Consumers have never been more powerful or more vocal. Satisfied customers are a powerful, unpaid sales force, and one that can dramatically boost revenue and reputation if you listen well and act upon what you hear.
Categories: Customer Experience Management
Author: Alison Diana
||— Comments for this page are closed —
||Were considering building surveys and implementing a voice of the customer program. Is there a standard structure for voice of the customer programs and what resources might you recommend?
||There's no consensus structure for VOC programs, however, in his book "Voice of the Customer Marketing", Ernan Roman lays out a five step implementation process as follows:
- Perform VOC research—Conduct in-depth interviews with segmented prospect and customer research cells to understand how each segment defines value and relevance with your company;
- Implement VOC-driven opt-in relationship strategies—Engage customers to indicate their contact preferences and tell you exactly what communications, types of content and offers they want, and how often they want them;

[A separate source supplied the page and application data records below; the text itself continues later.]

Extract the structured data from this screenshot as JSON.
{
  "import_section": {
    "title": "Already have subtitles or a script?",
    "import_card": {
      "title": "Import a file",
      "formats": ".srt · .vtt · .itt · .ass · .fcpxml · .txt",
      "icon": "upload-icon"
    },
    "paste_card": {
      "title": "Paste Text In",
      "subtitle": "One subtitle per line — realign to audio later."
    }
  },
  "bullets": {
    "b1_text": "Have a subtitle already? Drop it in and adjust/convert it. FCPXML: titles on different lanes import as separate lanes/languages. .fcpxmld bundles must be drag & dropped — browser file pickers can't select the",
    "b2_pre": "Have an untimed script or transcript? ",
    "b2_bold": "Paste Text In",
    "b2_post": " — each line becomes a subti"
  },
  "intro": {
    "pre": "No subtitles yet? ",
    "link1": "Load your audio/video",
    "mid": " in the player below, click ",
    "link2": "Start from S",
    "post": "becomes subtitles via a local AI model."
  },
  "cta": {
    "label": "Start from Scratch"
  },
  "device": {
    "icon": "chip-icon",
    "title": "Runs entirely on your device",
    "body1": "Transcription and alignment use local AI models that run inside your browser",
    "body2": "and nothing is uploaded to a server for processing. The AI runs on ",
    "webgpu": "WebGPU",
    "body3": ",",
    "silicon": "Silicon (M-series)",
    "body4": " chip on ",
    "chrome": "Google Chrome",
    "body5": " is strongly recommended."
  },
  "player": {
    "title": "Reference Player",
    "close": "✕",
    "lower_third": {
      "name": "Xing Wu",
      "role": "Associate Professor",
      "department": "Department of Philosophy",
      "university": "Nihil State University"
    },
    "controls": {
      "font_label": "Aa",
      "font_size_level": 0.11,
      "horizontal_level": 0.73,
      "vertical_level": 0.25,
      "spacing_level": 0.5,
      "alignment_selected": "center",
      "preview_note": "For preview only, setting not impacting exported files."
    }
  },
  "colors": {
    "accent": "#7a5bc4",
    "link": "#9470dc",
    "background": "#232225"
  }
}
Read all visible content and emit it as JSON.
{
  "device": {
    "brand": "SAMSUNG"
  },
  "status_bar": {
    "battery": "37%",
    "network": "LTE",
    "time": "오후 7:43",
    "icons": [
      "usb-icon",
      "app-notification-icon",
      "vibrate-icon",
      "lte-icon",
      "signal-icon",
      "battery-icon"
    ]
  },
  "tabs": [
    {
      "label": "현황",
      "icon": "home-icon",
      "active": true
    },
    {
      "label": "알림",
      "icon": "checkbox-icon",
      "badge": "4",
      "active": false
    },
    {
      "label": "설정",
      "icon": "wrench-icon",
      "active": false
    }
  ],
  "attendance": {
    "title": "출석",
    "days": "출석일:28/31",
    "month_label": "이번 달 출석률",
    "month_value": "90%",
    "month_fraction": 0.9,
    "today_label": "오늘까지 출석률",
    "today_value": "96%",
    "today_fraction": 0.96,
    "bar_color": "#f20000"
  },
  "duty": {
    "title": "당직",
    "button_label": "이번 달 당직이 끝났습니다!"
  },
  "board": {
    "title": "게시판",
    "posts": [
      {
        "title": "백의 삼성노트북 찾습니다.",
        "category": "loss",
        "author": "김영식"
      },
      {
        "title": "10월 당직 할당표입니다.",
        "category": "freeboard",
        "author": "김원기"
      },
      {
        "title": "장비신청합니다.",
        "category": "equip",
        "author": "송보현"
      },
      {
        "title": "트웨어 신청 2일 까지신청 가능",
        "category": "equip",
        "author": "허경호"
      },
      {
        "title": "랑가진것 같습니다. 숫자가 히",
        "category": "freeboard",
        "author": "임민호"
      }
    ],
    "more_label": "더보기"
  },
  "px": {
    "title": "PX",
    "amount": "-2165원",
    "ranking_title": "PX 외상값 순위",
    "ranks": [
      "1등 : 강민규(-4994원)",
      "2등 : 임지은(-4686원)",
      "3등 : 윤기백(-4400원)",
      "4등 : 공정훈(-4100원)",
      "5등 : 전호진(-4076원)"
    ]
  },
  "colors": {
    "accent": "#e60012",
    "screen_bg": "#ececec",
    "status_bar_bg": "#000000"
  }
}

- Create a VOC-driven multichannel mix—Launch an integrated multichannel campaign program that deploys the type of media, messaging and frequency requested by each customer class learned from the prior step;
- Create a VOC-driven social media presence—Further leverage the VOC data to create strategies for relevant, real-time engagement and conversations in social media channels;
- Integrate customer service as part of the program—Marketers must include customer service to help improve the post-sale experience or the program will fail to gain traction.
Also, if you're truly going to integrate VOC data and help the company chart its course with the customer as its North Star, telephone interviews are much more effective than surveys. Real discussions, with structured but more flexible call scripts, provide insight that simple surveys may fail to capture. Not every customer will engage in telephone dialogue, but for those that do, you will achieve qualitative and specific input in how that customer wants to be treated, and for those that don't you can employ other techniques as a fall back.
Share This Article
Forrester Research found that customer experience management leaders achieved an advantage of more than 14% over customer experience laggards in the areas of consumers' willingness to purchase more, reluctance to switch suppliers and likelihood of recommending the provider.
More Articles By Alison